- Green Glossary - Z
- Zero Emission Vehicles or ZEVs
Cars or vehicles that do not run on fossil fuel derived gasoline and consequently do not produce carbon emissions or air pollutants. Currently, zero emission vehicles can be powered by either electricity or hydrogen. Hybrid cars, strictly-speaking, are not zero emission vehicles but partial zero-emission vehicles. While hybrid vehicles produce much less emissions than conventional gas-powered cars, they still produce some pollutants as they go from being powered by both electricity and gas.
- Zero Energy Building or ZEB
The term for buildings that do not consume energy from conventional power plants and that produce zero carbon emissions. A zero energy building does not rely on supply from the energy grid because it uses its own means to harvest energy on site, usually through solar, wind or hydro power. Some buildings that use very little electricity from the grid can be called near-zero energy buildings or ultra-low energy homes. The zero energy approach to modern buildings is meant to reduce carbon emissions and dependence of fossil fuels.
- Zero Waste
The Institute for Local Self Reliance in Washington, DC, describes zero waste in the following terms:
“Zero waste is a philosophy and a design principle for the 21st Century; it is not simply about putting an end to landfilling. Aiming for zero waste is not an end-of-pipe solution. That is why it heralds fundamental change. Aiming for zero waste means designing products and packaging with reuse and recycling in mind. It means ending subsidies for wasting. It means closing the gap between landfill prices and their true costs. It means making manufacturers take responsibility for the entire life cycle of their products and packaging. Zero waste efforts, just like recycling efforts before, will change the face of solid waste management in the future. Instead of managing wastes, we will manage resources and strive to eliminate waste.”
- Zone of Saturation

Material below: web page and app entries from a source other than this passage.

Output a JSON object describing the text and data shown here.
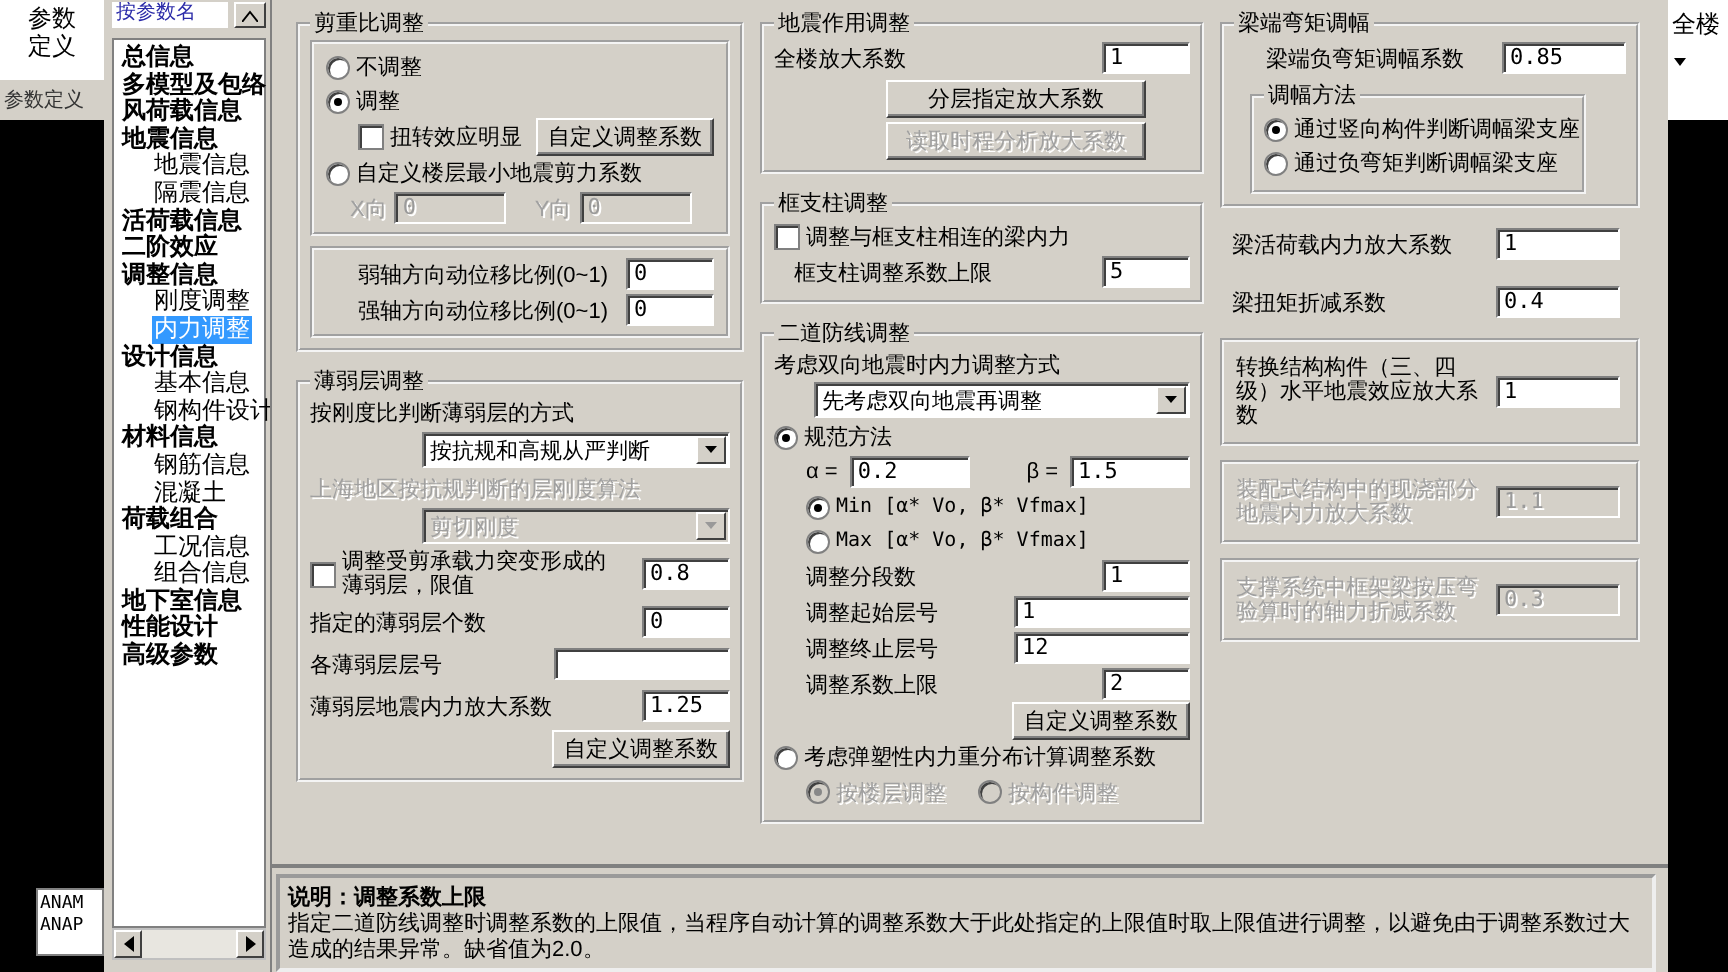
{
  "side": {
    "tab_label": "参数定义",
    "panel_title": "参数定义",
    "console_lines": [
      "ANAM",
      "ANAP"
    ]
  },
  "search": {
    "placeholder": "按参数名"
  },
  "tree": [
    {
      "label": "总信息",
      "selected": false
    },
    {
      "label": "多模型及包络",
      "selected": false
    },
    {
      "label": "风荷载信息",
      "selected": false
    },
    {
      "label": "地震信息",
      "selected": false,
      "children": [
        {
          "label": "地震信息",
          "selected": false
        },
        {
          "label": "隔震信息",
          "selected": false
        }
      ]
    },
    {
      "label": "活荷载信息",
      "selected": false
    },
    {
      "label": "二阶效应",
      "selected": false
    },
    {
      "label": "调整信息",
      "selected": false,
      "children": [
        {
          "label": "刚度调整",
          "selected": false
        },
        {
          "label": "内力调整",
          "selected": true
        }
      ]
    },
    {
      "label": "设计信息",
      "selected": false,
      "children": [
        {
          "label": "基本信息",
          "selected": false
        },
        {
          "label": "钢构件设计",
          "selected": false
        }
      ]
    },
    {
      "label": "材料信息",
      "selected": false,
      "children": [
        {
          "label": "钢筋信息",
          "selected": false
        },
        {
          "label": "混凝土",
          "selected": false
        }
      ]
    },
    {
      "label": "荷载组合",
      "selected": false,
      "children": [
        {
          "label": "工况信息",
          "selected": false
        },
        {
          "label": "组合信息",
          "selected": false
        }
      ]
    },
    {
      "label": "地下室信息",
      "selected": false
    },
    {
      "label": "性能设计",
      "selected": false
    },
    {
      "label": "高级参数",
      "selected": false
    }
  ],
  "shear_ratio": {
    "title": "剪重比调整",
    "options": [
      {
        "label": "不调整",
        "selected": false
      },
      {
        "label": "调整",
        "selected": true
      },
      {
        "label": "自定义楼层最小地震剪力系数",
        "selected": false
      }
    ],
    "torsion": {
      "label": "扭转效应明显",
      "checked": false
    },
    "custom_button": "自定义调整系数",
    "custom_fields": [
      {
        "label": "X向",
        "value": "0",
        "disabled": true
      },
      {
        "label": "Y向",
        "value": "0",
        "disabled": true
      }
    ],
    "ratios": [
      {
        "label": "弱轴方向动位移比例(0~1)",
        "value": "0"
      },
      {
        "label": "强轴方向动位移比例(0~1)",
        "value": "0"
      }
    ]
  },
  "weak_story": {
    "title": "薄弱层调整",
    "method_label": "按刚度比判断薄弱层的方式",
    "method_select": "按抗规和高规从严判断",
    "shanghai_label": {
      "text": "上海地区按抗规判断的层刚度算法",
      "disabled": true
    },
    "shanghai_select": {
      "value": "剪切刚度",
      "disabled": true
    },
    "shear_limit": {
      "label": "调整受剪承载力突变形成的薄弱层，限值",
      "checked": false,
      "value": "0.8"
    },
    "fields": [
      {
        "label": "指定的薄弱层个数",
        "value": "0",
        "kind": "short"
      },
      {
        "label": "各薄弱层层号",
        "kind": "long"
      },
      {
        "label": "薄弱层地震内力放大系数",
        "value": "1.25",
        "kind": "short"
      }
    ],
    "custom_button": "自定义调整系数"
  },
  "seismic": {
    "title": "地震作用调整",
    "field": {
      "label": "全楼放大系数",
      "value": "1"
    },
    "buttons": [
      {
        "label": "分层指定放大系数",
        "disabled": false
      },
      {
        "label": "读取时程分析放大系数",
        "disabled": true
      }
    ]
  },
  "frame_column": {
    "title": "框支柱调整",
    "check": {
      "label": "调整与框支柱相连的梁内力",
      "checked": false
    },
    "field": {
      "label": "框支柱调整系数上限",
      "value": "5"
    }
  },
  "second_defense": {
    "title": "二道防线调整",
    "mode_label": "考虑双向地震时内力调整方式",
    "mode_select": "先考虑双向地震再调整",
    "code_method": {
      "label": "规范方法",
      "selected": true
    },
    "alpha": {
      "label": "α =",
      "value": "0.2"
    },
    "beta": {
      "label": "β =",
      "value": "1.5"
    },
    "formula_options": [
      {
        "label": "Min [α* Vo, β* Vfmax]",
        "selected": true
      },
      {
        "label": "Max [α* Vo, β* Vfmax]",
        "selected": false
      }
    ],
    "fields": [
      {
        "label": "调整分段数",
        "value": "1",
        "kind": "short"
      },
      {
        "label": "调整起始层号",
        "value": "1",
        "kind": "long"
      },
      {
        "label": "调整终止层号",
        "value": "12",
        "kind": "long"
      },
      {
        "label": "调整系数上限",
        "value": "2",
        "kind": "short"
      }
    ],
    "custom_button": "自定义调整系数",
    "plastic_method": {
      "label": "考虑弹塑性内力重分布计算调整系数",
      "selected": false
    },
    "plastic_options": [
      {
        "label": "按楼层调整",
        "selected": true,
        "disabled": true
      },
      {
        "label": "按构件调整",
        "selected": false,
        "disabled": true
      }
    ]
  },
  "beam_moment": {
    "title": "梁端弯矩调幅",
    "field": {
      "label": "梁端负弯矩调幅系数",
      "value": "0.85"
    },
    "method_group": {
      "title": "调幅方法",
      "options": [
        {
          "label": "通过竖向构件判断调幅梁支座",
          "selected": true
        },
        {
          "label": "通过负弯矩判断调幅梁支座",
          "selected": false
        }
      ]
    }
  },
  "beam_factors": [
    {
      "label": "梁活荷载内力放大系数",
      "value": "1",
      "kind": "plain",
      "disabled": false
    },
    {
      "label": "梁扭矩折减系数",
      "value": "0.4",
      "kind": "plain",
      "disabled": false
    },
    {
      "label": "转换结构构件（三、四级）水平地震效应放大系数",
      "value": "1",
      "kind": "boxed",
      "disabled": false
    },
    {
      "label": "装配式结构中的现浇部分地震内力放大系数",
      "value": "1.1",
      "kind": "boxed",
      "disabled": true
    },
    {
      "label": "支撑系统中框架梁按压弯验算时的轴力折减系数",
      "value": "0.3",
      "kind": "boxed",
      "disabled": true
    }
  ],
  "help": {
    "title": "说明：调整系数上限",
    "text": "指定二道防线调整时调整系数的上限值，当程序自动计算的调整系数大于此处指定的上限值时取上限值进行调整，以避免由于调整系数过大造成的结果异常。缺省值为2.0。"
  },
  "right_panel": {
    "label": "全楼"
  }
}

The arrangement or partitioning of land areas for various types of usage in cities, boroughs or townships. Currently, municipalities are faced with the task of updating zoning and land use regulations to strike a balance between economic viability and the protection of natural resources.
Refers to any infectious disease that can spread from animals to humans or conversely from humans to animals. Examples of zoonoses include: dengue fever acquired from mosquitoes, ebola virus transmitted by monkeys and the H1N1 flu virus acquired from pigs. Zoonosis is a concern for the emerging interdisciplinary field of conservation medicine which integrates human and veterinary medicine along with environmental sciences.